Dr. Leon T. Davis of Walter Reed Army Medical Center has become the military's first doctor to stage a sit-down srike.
He told The Washington Post yesterday that he is refusing to practice anymore to protest what he and hundreds of fellow doctors consider breaches in their contracts with the military.
The 30-year-old radiologist further contended that his case is symbolic of a crisis in military medicine, with inadequate medical care for service people "and sometimes malpractice" the result.
A recent Pentagon report rejects that charge, but does not show that only 23 percent of the military's doctors "are likely to stay in the service until retirement."
Before staging his sit-down, Davis organized a protest group of 630 military doctors who have filed suit in U.S. District Court here in an attempt to redress their grievances about pay and promotions.
After his sit-down, Army superiors put Davis under house arrest at the Walter Reed Inn across Georgia Avenue from the hospital and recommended that he be court-martialed for failing to obey orders to continue practicing either in Korea or Walter Reed.
Maj. Gen. George I. Baker, commander of Walter Reed, yesterday declined, through a spokesman, to discuss the case. But his letter of Oct. 5 recommending that Davis be punished for failing to obey orders rather than be allowed to resign describes his position.
"This conduct constitutes a possible deliberate attempt to subvert the basis of obligated military service by officers of the Army Medical Department and the United States Army," Baker said of Davis. "The charges, if proven, demand that Capt. Davis be justly punished and that others be deterred from following his example."

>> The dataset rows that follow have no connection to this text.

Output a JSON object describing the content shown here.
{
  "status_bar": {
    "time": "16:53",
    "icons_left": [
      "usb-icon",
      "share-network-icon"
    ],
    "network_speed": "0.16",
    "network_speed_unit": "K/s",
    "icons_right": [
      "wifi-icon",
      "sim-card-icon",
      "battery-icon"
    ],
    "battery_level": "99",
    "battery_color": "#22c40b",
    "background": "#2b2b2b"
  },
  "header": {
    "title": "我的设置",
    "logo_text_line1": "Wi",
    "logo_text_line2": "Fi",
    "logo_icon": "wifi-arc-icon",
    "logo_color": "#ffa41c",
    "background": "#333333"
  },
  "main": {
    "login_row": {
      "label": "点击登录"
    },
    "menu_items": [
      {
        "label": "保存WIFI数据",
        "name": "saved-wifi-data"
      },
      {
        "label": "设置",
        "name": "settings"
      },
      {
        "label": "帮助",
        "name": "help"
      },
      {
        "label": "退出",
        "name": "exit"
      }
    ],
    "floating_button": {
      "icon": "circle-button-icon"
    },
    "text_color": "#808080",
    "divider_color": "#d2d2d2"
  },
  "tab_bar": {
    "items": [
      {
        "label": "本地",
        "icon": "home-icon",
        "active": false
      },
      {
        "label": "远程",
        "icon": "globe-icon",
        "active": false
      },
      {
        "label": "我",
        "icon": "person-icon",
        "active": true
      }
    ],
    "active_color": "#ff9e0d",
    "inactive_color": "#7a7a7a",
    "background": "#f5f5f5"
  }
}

Davis countered that he would have compromised his argument if he had continued to practice after asserting that the Army contract with him was null and void because of the breaches.
The radiologist says that the Army has broken promises to provide him with modern medical equipment; pay him the military doctors' bonus of $9,000 a year after completing his residency; allow him to attend medical meetings and take 30 days a year vacation.
Davis obligated himself to serve as a military doctor for two years in exchange for the Army's paying for part of his medical school education under a program called the Health Professions Scholarship Program.
The promises he alleges were broken were made when he signed up, Davis said.
Through bureaucratic mixup, according to Davis and his lawyer, Stephen D. Keeffe, about 7,000 doctors who came into the military under that scholarship program will not get the $9,000 annual bonus they were promised. Physicians who joined the service via other routes will get the extra money, they said.
Keeffe has filed two separate class-action suits against the government on behalf of military doctors. The suits demand that the doctors be given the bonuses and promotions they were promised. No trial dates have been set.
Davis and Keeffe contended that there is a dangerous disillusionment spreading through the military medical corps, impelling doctors to quit in droves. This is leaving the military so short of physicians that service people do not get adequate medical care, they said.
"In some cases," said Davis, "the shortage is so severe that the result is malpractice."
Rep. Robin Beard (R-Tenn.), ranking minority member of a House Armed Services subcommittee investigating medical care in the military, said yesterday that the Davis sit-down and the doctors' suits "are symbolic of a growing sickness in military health care."
All told, there are 10,769 doctors in the military, counting interns and those completing residency requirements. The Health Professions Scholarship Program, now under challenge in the courts, is the military's main incentive program for attracting young doctors.
Davis said he joined because he was willing to exchange the higher salary he could make on the outside for the opportunity to use the latest equipment in military hospitals, where there would be a wide range of patients.
To his astonishment, said Davis, he discovered in reporting to Walter Reed that this most prestigious of military hospitals had such outdated diagnostic radiological equipment that patients often had to be examined again and again because of mechanical failures.
Doctors at military hospitals outside of Washington, Davis said, have complained to him that shortages of personnel and modern equipment are often "horrendous."
In a recent report prepared for the assistant secretary of defense for health affairs, the Pentagon said that "over 70 percent" of 3,000 military physicians who responded to a survey "believe that the quality of military medicine is equal to or better than the civilian sector."